◆ EXERCISE ◆
For the records that follow, say how many lines have the word "data" in them. Write the number and nothing more.
TASK MATERIAL START
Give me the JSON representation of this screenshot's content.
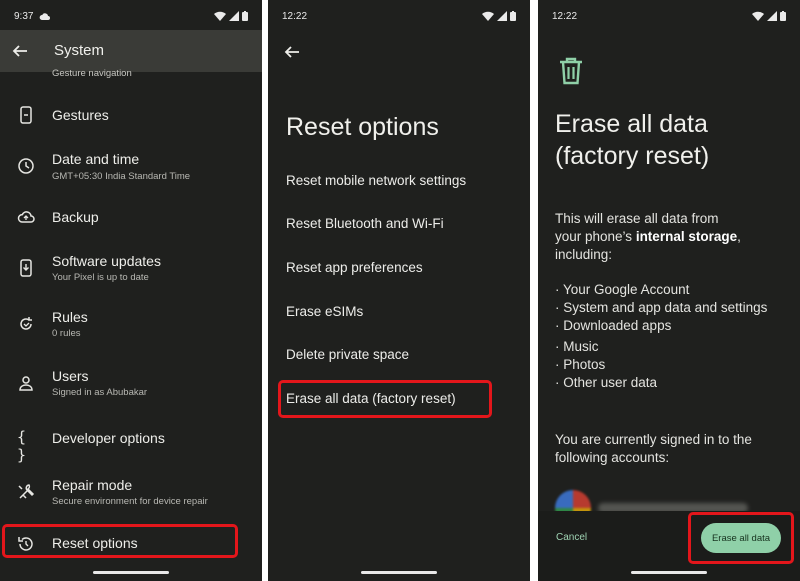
{
  "colors": {
    "highlight": "#e3161b",
    "accent": "#8fd0a8",
    "panel_bg": "#1f201e",
    "header_bg": "#3a3b37"
  },
  "panel1": {
    "status_time": "9:37",
    "title": "System",
    "cutoff_text": "Gesture navigation",
    "items": [
      {
        "icon": "phone-gesture-icon",
        "label": "Gestures",
        "sub": ""
      },
      {
        "icon": "clock-icon",
        "label": "Date and time",
        "sub": "GMT+05:30 India Standard Time"
      },
      {
        "icon": "cloud-upload-icon",
        "label": "Backup",
        "sub": ""
      },
      {
        "icon": "system-update-icon",
        "label": "Software updates",
        "sub": "Your Pixel is up to date"
      },
      {
        "icon": "rules-icon",
        "label": "Rules",
        "sub": "0 rules"
      },
      {
        "icon": "person-icon",
        "label": "Users",
        "sub": "Signed in as Abubakar"
      },
      {
        "icon": "braces-icon",
        "label": "Developer options",
        "sub": ""
      },
      {
        "icon": "tools-icon",
        "label": "Repair mode",
        "sub": "Secure environment for device repair"
      },
      {
        "icon": "history-icon",
        "label": "Reset options",
        "sub": ""
      }
    ]
  },
  "panel2": {
    "status_time": "12:22",
    "title": "Reset options",
    "options": [
      "Reset mobile network settings",
      "Reset Bluetooth and Wi-Fi",
      "Reset app preferences",
      "Erase eSIMs",
      "Delete private space",
      "Erase all data (factory reset)"
    ]
  },
  "panel3": {
    "status_time": "12:22",
    "title_line1": "Erase all data",
    "title_line2": "(factory reset)",
    "intro_1": "This will erase all data from",
    "intro_2_pre": "your phone’s ",
    "intro_2_bold": "internal storage",
    "intro_2_post": ",",
    "intro_3": "including:",
    "bullets": [
      "· Your Google Account",
      "· System and app data and settings",
      "· Downloaded apps",
      "· Music",
      "· Photos",
      "· Other user data"
    ],
    "signed_in_1": "You are currently signed in to the",
    "signed_in_2": "following accounts:",
    "cancel_label": "Cancel",
    "erase_label": "Erase all data"
  }
}
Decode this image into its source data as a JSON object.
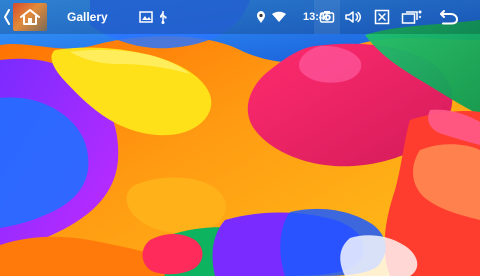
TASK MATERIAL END
◆ SOLUTION FOR THIS TASK ◆
7